::: THE DATA :::

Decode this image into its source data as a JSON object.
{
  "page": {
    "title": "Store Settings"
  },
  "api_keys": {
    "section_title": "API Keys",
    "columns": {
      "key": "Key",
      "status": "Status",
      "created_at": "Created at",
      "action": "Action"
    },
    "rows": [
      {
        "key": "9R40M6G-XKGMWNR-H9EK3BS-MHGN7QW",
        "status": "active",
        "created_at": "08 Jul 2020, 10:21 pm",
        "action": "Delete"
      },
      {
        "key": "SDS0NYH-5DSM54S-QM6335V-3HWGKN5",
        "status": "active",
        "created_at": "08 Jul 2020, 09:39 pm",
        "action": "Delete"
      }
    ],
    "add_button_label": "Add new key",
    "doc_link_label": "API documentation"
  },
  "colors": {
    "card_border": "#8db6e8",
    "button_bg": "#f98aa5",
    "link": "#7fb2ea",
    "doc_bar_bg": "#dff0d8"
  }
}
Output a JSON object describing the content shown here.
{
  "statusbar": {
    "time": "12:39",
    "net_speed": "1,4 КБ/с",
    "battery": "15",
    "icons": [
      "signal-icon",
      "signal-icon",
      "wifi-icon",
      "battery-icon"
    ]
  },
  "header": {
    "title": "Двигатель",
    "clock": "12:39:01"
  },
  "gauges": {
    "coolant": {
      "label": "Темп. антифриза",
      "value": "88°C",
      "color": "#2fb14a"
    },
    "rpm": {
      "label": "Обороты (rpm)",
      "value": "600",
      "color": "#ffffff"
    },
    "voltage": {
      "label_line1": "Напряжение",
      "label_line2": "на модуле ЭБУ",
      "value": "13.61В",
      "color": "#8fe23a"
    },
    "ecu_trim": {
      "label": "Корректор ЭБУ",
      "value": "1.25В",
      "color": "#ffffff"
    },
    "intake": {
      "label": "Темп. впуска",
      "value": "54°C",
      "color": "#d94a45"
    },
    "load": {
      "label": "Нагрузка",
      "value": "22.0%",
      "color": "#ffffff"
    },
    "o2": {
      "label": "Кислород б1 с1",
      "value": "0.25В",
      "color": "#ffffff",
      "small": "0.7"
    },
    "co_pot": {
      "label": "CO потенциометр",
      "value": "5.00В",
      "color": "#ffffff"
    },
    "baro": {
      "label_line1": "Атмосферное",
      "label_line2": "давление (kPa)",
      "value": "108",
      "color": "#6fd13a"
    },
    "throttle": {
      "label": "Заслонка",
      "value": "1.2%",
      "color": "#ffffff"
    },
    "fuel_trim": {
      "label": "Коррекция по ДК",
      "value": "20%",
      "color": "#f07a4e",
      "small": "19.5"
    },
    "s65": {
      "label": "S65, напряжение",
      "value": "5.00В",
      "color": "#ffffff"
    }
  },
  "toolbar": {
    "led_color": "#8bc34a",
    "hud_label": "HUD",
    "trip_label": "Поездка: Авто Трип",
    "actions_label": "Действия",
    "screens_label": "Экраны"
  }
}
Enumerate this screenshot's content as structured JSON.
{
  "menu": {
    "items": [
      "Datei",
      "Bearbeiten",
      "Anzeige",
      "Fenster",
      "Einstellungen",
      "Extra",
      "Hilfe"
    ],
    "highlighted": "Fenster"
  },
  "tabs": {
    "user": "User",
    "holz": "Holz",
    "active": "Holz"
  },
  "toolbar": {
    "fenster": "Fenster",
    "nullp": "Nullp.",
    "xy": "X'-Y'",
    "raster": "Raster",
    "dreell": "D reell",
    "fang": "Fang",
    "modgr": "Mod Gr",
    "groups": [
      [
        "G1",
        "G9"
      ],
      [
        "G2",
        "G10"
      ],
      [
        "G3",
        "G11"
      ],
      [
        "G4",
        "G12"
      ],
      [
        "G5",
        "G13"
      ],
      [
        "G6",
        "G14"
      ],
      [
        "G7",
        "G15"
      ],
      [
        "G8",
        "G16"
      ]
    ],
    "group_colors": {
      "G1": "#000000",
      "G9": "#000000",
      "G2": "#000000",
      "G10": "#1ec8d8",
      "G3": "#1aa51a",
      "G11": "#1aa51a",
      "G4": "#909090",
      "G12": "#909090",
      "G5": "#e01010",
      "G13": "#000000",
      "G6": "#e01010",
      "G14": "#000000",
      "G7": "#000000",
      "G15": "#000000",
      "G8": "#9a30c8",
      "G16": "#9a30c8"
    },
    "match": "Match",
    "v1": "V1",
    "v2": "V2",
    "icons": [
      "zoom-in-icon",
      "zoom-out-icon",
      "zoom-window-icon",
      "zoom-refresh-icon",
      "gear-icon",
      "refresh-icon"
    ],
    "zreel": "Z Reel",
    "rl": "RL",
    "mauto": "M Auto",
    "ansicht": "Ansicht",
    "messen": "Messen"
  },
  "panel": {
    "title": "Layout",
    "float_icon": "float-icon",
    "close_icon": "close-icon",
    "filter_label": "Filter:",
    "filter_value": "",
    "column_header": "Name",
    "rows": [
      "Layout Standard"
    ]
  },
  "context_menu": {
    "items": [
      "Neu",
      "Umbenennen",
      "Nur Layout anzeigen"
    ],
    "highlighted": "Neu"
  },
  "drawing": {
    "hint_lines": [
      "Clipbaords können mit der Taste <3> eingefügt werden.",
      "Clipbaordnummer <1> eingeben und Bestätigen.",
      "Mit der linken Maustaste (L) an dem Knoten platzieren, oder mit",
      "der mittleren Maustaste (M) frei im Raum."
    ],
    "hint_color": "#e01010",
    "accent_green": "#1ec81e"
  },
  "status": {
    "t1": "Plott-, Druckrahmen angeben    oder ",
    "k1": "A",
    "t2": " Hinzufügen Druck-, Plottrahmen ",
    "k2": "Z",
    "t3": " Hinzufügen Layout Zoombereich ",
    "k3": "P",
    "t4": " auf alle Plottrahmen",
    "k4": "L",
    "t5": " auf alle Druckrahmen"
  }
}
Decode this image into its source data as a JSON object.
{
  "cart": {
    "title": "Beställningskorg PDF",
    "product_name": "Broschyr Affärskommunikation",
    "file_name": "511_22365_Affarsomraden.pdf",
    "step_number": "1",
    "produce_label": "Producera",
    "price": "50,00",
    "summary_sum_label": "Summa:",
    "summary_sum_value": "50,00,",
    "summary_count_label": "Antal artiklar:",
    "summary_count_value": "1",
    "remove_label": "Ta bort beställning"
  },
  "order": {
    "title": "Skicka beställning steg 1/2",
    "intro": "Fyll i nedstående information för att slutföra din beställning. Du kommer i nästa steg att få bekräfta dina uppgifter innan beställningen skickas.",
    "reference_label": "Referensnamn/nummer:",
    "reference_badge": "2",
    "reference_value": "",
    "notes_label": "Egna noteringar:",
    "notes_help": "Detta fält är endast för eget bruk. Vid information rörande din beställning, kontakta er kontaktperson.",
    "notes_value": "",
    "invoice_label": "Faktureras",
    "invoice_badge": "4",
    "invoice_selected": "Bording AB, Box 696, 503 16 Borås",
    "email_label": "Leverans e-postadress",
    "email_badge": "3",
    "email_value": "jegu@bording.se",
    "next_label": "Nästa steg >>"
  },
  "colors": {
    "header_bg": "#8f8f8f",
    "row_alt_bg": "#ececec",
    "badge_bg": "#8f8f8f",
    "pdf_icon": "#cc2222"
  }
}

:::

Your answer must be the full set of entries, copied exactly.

Decode this image into its source data as a JSON object.
{
  "page": {
    "title": "Store Settings"
  },
  "api_keys": {
    "section_title": "API Keys",
    "columns": {
      "key": "Key",
      "status": "Status",
      "created_at": "Created at",
      "action": "Action"
    },
    "rows": [
      {
        "key": "9R40M6G-XKGMWNR-H9EK3BS-MHGN7QW",
        "status": "active",
        "created_at": "08 Jul 2020, 10:21 pm",
        "action": "Delete"
      },
      {
        "key": "SDS0NYH-5DSM54S-QM6335V-3HWGKN5",
        "status": "active",
        "created_at": "08 Jul 2020, 09:39 pm",
        "action": "Delete"
      }
    ],
    "add_button_label": "Add new key",
    "doc_link_label": "API documentation"
  },
  "colors": {
    "card_border": "#8db6e8",
    "button_bg": "#f98aa5",
    "link": "#7fb2ea",
    "doc_bar_bg": "#dff0d8"
  }
}
Output a JSON object describing the content shown here.
{
  "statusbar": {
    "time": "12:39",
    "net_speed": "1,4 КБ/с",
    "battery": "15",
    "icons": [
      "signal-icon",
      "signal-icon",
      "wifi-icon",
      "battery-icon"
    ]
  },
  "header": {
    "title": "Двигатель",
    "clock": "12:39:01"
  },
  "gauges": {
    "coolant": {
      "label": "Темп. антифриза",
      "value": "88°C",
      "color": "#2fb14a"
    },
    "rpm": {
      "label": "Обороты (rpm)",
      "value": "600",
      "color": "#ffffff"
    },
    "voltage": {
      "label_line1": "Напряжение",
      "label_line2": "на модуле ЭБУ",
      "value": "13.61В",
      "color": "#8fe23a"
    },
    "ecu_trim": {
      "label": "Корректор ЭБУ",
      "value": "1.25В",
      "color": "#ffffff"
    },
    "intake": {
      "label": "Темп. впуска",
      "value": "54°C",
      "color": "#d94a45"
    },
    "load": {
      "label": "Нагрузка",
      "value": "22.0%",
      "color": "#ffffff"
    },
    "o2": {
      "label": "Кислород б1 с1",
      "value": "0.25В",
      "color": "#ffffff",
      "small": "0.7"
    },
    "co_pot": {
      "label": "CO потенциометр",
      "value": "5.00В",
      "color": "#ffffff"
    },
    "baro": {
      "label_line1": "Атмосферное",
      "label_line2": "давление (kPa)",
      "value": "108",
      "color": "#6fd13a"
    },
    "throttle": {
      "label": "Заслонка",
      "value": "1.2%",
      "color": "#ffffff"
    },
    "fuel_trim": {
      "label": "Коррекция по ДК",
      "value": "20%",
      "color": "#f07a4e",
      "small": "19.5"
    },
    "s65": {
      "label": "S65, напряжение",
      "value": "5.00В",
      "color": "#ffffff"
    }
  },
  "toolbar": {
    "led_color": "#8bc34a",
    "hud_label": "HUD",
    "trip_label": "Поездка: Авто Трип",
    "actions_label": "Действия",
    "screens_label": "Экраны"
  }
}
Enumerate this screenshot's content as structured JSON.
{
  "menu": {
    "items": [
      "Datei",
      "Bearbeiten",
      "Anzeige",
      "Fenster",
      "Einstellungen",
      "Extra",
      "Hilfe"
    ],
    "highlighted": "Fenster"
  },
  "tabs": {
    "user": "User",
    "holz": "Holz",
    "active": "Holz"
  },
  "toolbar": {
    "fenster": "Fenster",
    "nullp": "Nullp.",
    "xy": "X'-Y'",
    "raster": "Raster",
    "dreell": "D reell",
    "fang": "Fang",
    "modgr": "Mod Gr",
    "groups": [
      [
        "G1",
        "G9"
      ],
      [
        "G2",
        "G10"
      ],
      [
        "G3",
        "G11"
      ],
      [
        "G4",
        "G12"
      ],
      [
        "G5",
        "G13"
      ],
      [
        "G6",
        "G14"
      ],
      [
        "G7",
        "G15"
      ],
      [
        "G8",
        "G16"
      ]
    ],
    "group_colors": {
      "G1": "#000000",
      "G9": "#000000",
      "G2": "#000000",
      "G10": "#1ec8d8",
      "G3": "#1aa51a",
      "G11": "#1aa51a",
      "G4": "#909090",
      "G12": "#909090",
      "G5": "#e01010",
      "G13": "#000000",
      "G6": "#e01010",
      "G14": "#000000",
      "G7": "#000000",
      "G15": "#000000",
      "G8": "#9a30c8",
      "G16": "#9a30c8"
    },
    "match": "Match",
    "v1": "V1",
    "v2": "V2",
    "icons": [
      "zoom-in-icon",
      "zoom-out-icon",
      "zoom-window-icon",
      "zoom-refresh-icon",
      "gear-icon",
      "refresh-icon"
    ],
    "zreel": "Z Reel",
    "rl": "RL",
    "mauto": "M Auto",
    "ansicht": "Ansicht",
    "messen": "Messen"
  },
  "panel": {
    "title": "Layout",
    "float_icon": "float-icon",
    "close_icon": "close-icon",
    "filter_label": "Filter:",
    "filter_value": "",
    "column_header": "Name",
    "rows": [
      "Layout Standard"
    ]
  },
  "context_menu": {
    "items": [
      "Neu",
      "Umbenennen",
      "Nur Layout anzeigen"
    ],
    "highlighted": "Neu"
  },
  "drawing": {
    "hint_lines": [
      "Clipbaords können mit der Taste <3> eingefügt werden.",
      "Clipbaordnummer <1> eingeben und Bestätigen.",
      "Mit der linken Maustaste (L) an dem Knoten platzieren, oder mit",
      "der mittleren Maustaste (M) frei im Raum."
    ],
    "hint_color": "#e01010",
    "accent_green": "#1ec81e"
  },
  "status": {
    "t1": "Plott-, Druckrahmen angeben    oder ",
    "k1": "A",
    "t2": " Hinzufügen Druck-, Plottrahmen ",
    "k2": "Z",
    "t3": " Hinzufügen Layout Zoombereich ",
    "k3": "P",
    "t4": " auf alle Plottrahmen",
    "k4": "L",
    "t5": " auf alle Druckrahmen"
  }
}
Decode this image into its source data as a JSON object.
{
  "cart": {
    "title": "Beställningskorg PDF",
    "product_name": "Broschyr Affärskommunikation",
    "file_name": "511_22365_Affarsomraden.pdf",
    "step_number": "1",
    "produce_label": "Producera",
    "price": "50,00",
    "summary_sum_label": "Summa:",
    "summary_sum_value": "50,00,",
    "summary_count_label": "Antal artiklar:",
    "summary_count_value": "1",
    "remove_label": "Ta bort beställning"
  },
  "order": {
    "title": "Skicka beställning steg 1/2",
    "intro": "Fyll i nedstående information för att slutföra din beställning. Du kommer i nästa steg att få bekräfta dina uppgifter innan beställningen skickas.",
    "reference_label": "Referensnamn/nummer:",
    "reference_badge": "2",
    "reference_value": "",
    "notes_label": "Egna noteringar:",
    "notes_help": "Detta fält är endast för eget bruk. Vid information rörande din beställning, kontakta er kontaktperson.",
    "notes_value": "",
    "invoice_label": "Faktureras",
    "invoice_badge": "4",
    "invoice_selected": "Bording AB, Box 696, 503 16 Borås",
    "email_label": "Leverans e-postadress",
    "email_badge": "3",
    "email_value": "jegu@bording.se",
    "next_label": "Nästa steg >>"
  },
  "colors": {
    "header_bg": "#8f8f8f",
    "row_alt_bg": "#ececec",
    "badge_bg": "#8f8f8f",
    "pdf_icon": "#cc2222"
  }
}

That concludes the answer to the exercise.